Among the lines below, how many carry the string "Users"? Reply with a number and nothing else.

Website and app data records
+++

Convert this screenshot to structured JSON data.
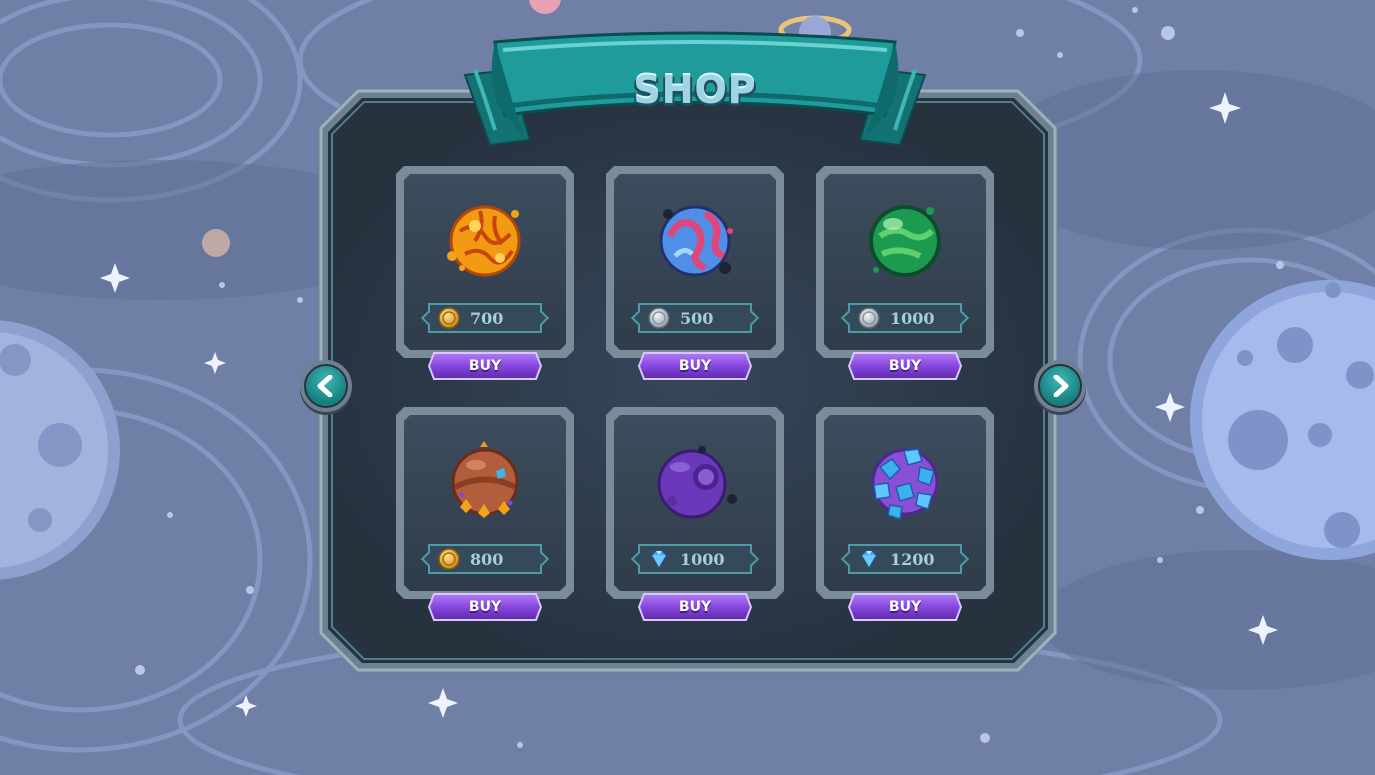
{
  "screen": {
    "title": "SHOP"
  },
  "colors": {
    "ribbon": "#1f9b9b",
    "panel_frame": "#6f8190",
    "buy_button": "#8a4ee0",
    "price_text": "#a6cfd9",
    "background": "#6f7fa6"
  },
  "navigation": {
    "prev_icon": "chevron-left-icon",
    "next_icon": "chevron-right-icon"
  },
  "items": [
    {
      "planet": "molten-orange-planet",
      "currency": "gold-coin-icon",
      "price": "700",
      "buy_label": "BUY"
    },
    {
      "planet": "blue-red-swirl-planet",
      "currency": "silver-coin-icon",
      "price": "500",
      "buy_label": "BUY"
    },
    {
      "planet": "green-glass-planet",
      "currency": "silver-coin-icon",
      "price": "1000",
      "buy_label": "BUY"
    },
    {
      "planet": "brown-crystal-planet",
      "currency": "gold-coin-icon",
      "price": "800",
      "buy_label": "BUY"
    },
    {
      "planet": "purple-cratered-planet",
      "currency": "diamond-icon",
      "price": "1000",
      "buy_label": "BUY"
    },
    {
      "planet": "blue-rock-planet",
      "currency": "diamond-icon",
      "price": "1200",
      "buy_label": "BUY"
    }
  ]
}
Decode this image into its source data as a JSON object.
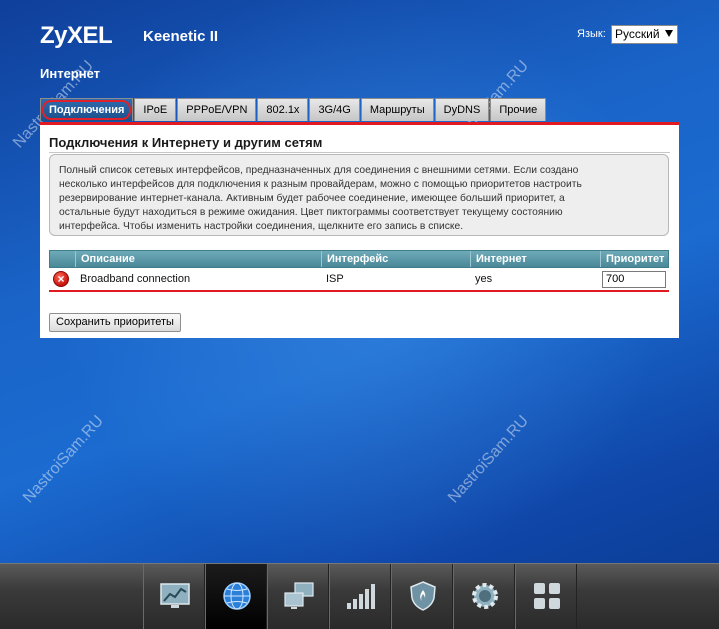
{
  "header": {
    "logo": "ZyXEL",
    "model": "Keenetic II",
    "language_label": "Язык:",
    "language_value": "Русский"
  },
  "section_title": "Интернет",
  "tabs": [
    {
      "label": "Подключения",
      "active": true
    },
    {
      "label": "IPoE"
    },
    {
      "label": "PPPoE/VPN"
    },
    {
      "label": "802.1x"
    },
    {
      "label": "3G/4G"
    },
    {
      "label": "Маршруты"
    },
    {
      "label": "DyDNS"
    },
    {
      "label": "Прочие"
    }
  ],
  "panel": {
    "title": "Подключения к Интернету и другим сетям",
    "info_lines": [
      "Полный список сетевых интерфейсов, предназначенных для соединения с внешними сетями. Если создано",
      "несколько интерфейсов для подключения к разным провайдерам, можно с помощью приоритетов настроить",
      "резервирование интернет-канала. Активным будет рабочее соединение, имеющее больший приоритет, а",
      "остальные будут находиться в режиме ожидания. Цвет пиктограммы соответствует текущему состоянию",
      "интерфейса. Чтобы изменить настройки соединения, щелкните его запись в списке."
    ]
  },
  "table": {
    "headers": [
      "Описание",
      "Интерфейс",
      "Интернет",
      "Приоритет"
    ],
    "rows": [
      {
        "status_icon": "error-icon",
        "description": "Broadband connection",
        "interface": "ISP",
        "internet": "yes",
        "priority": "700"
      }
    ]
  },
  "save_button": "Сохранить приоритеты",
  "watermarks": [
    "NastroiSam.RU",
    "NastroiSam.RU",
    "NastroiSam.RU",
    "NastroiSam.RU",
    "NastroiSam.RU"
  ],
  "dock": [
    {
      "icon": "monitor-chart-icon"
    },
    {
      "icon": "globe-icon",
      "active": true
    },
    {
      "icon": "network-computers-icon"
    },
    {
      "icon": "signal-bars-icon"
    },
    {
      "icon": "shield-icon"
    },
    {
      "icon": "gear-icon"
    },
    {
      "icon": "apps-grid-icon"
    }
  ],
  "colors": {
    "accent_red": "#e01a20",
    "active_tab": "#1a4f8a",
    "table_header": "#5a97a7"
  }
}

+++

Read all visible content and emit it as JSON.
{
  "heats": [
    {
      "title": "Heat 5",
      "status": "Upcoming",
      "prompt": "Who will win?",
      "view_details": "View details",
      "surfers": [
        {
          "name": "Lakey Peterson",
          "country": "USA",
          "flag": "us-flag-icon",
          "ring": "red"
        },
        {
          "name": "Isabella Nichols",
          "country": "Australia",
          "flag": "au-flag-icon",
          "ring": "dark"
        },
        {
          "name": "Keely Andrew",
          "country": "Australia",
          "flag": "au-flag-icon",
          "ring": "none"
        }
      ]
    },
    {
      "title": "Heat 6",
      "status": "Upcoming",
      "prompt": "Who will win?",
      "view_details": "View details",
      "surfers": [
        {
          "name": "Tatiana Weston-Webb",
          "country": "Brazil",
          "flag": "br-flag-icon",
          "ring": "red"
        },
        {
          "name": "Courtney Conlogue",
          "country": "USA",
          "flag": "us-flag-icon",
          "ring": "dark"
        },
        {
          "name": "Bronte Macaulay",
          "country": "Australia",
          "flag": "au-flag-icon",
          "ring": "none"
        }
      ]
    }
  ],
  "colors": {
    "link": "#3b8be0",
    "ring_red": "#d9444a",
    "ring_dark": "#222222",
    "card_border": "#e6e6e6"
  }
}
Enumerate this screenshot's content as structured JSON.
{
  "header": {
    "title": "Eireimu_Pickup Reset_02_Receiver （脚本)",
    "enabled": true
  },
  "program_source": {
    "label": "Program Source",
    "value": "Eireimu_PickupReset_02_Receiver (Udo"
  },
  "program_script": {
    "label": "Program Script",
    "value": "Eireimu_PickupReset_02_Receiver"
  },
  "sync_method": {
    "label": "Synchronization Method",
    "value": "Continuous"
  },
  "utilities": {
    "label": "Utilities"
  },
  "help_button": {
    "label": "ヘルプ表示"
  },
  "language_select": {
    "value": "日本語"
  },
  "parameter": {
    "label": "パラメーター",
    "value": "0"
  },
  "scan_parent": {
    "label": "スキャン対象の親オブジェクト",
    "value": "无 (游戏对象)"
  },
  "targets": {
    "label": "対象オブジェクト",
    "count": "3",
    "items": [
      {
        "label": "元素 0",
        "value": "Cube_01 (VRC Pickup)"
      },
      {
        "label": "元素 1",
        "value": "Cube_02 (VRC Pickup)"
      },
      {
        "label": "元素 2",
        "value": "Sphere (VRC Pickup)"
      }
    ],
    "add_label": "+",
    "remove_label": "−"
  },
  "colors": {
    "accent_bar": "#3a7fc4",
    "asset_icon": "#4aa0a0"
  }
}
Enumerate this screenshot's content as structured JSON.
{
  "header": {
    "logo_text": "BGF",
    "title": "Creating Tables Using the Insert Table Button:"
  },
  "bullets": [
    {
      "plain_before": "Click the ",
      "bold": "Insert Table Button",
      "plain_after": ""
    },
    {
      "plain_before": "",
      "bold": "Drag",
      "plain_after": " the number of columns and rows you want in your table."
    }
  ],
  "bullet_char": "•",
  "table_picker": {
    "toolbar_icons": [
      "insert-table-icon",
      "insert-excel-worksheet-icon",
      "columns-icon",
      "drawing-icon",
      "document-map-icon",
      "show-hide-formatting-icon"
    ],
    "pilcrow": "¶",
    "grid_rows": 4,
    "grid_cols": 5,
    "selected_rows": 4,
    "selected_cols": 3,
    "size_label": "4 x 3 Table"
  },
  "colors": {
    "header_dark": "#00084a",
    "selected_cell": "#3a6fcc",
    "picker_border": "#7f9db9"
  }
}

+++

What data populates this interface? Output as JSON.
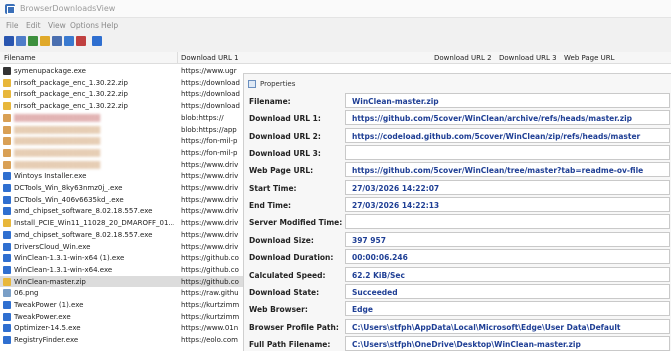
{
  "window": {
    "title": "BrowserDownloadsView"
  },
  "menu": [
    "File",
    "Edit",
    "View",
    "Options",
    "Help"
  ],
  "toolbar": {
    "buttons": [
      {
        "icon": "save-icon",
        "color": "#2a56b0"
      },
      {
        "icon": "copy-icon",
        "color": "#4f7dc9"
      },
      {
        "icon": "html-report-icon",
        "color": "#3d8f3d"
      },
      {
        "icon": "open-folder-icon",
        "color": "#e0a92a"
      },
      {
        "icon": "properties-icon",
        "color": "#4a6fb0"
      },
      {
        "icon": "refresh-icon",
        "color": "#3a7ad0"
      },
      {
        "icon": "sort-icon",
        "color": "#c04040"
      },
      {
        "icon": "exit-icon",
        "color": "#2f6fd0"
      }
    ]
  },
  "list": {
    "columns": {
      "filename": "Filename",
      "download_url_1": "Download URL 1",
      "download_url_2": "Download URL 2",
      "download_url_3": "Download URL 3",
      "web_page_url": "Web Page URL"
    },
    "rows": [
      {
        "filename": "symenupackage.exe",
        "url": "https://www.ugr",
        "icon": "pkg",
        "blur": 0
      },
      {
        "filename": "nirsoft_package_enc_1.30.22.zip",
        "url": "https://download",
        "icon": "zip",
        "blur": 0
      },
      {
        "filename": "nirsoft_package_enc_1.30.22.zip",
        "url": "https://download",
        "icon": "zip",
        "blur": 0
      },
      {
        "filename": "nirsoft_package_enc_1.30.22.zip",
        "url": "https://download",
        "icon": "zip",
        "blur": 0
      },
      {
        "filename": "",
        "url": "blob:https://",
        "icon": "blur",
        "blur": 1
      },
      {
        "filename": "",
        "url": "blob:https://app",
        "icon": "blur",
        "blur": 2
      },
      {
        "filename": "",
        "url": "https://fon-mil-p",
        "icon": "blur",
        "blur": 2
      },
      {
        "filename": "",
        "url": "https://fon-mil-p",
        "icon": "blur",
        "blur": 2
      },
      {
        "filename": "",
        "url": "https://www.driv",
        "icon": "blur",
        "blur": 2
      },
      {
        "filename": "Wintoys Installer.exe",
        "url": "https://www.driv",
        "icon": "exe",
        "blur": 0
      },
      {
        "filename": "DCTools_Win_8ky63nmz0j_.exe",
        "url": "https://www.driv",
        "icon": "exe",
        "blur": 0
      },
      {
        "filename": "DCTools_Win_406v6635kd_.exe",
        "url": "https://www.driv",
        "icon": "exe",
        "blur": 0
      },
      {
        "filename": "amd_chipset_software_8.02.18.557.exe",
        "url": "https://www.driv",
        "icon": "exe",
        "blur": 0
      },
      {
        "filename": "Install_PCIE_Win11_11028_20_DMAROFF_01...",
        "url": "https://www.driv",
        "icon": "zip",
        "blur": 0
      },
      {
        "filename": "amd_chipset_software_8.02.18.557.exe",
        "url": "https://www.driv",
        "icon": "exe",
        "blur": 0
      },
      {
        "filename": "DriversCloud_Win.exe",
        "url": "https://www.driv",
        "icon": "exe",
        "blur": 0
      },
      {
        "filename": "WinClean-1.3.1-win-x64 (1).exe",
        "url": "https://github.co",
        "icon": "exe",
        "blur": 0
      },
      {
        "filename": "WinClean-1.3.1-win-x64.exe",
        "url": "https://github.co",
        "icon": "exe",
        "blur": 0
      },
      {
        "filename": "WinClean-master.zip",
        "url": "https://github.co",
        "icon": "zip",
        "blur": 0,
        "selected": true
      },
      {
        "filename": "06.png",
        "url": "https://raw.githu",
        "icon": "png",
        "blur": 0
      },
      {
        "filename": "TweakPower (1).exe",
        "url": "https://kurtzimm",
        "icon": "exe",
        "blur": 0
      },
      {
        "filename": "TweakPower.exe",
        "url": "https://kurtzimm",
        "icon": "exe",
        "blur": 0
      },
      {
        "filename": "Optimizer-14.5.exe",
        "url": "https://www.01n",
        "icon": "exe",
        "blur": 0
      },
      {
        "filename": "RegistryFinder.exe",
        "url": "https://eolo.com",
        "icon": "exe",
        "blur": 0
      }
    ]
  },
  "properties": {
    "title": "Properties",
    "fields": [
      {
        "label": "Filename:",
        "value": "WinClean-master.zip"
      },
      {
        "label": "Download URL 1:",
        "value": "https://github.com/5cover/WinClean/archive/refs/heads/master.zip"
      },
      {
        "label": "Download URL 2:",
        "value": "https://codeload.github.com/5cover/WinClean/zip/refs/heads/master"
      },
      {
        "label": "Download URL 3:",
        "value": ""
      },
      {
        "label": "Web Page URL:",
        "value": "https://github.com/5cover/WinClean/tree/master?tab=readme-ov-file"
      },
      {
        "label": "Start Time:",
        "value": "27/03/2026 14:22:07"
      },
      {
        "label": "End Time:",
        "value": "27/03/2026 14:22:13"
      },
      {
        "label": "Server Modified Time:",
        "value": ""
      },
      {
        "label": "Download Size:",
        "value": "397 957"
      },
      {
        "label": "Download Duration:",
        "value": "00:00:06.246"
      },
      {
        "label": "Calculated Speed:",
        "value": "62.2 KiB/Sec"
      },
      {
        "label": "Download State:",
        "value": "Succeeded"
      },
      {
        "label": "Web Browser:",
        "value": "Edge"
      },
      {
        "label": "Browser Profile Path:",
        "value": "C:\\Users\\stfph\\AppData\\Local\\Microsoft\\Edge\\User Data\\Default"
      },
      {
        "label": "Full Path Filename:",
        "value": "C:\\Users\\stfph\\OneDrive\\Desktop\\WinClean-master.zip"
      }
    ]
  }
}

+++

▸ **Exercise answer**:
2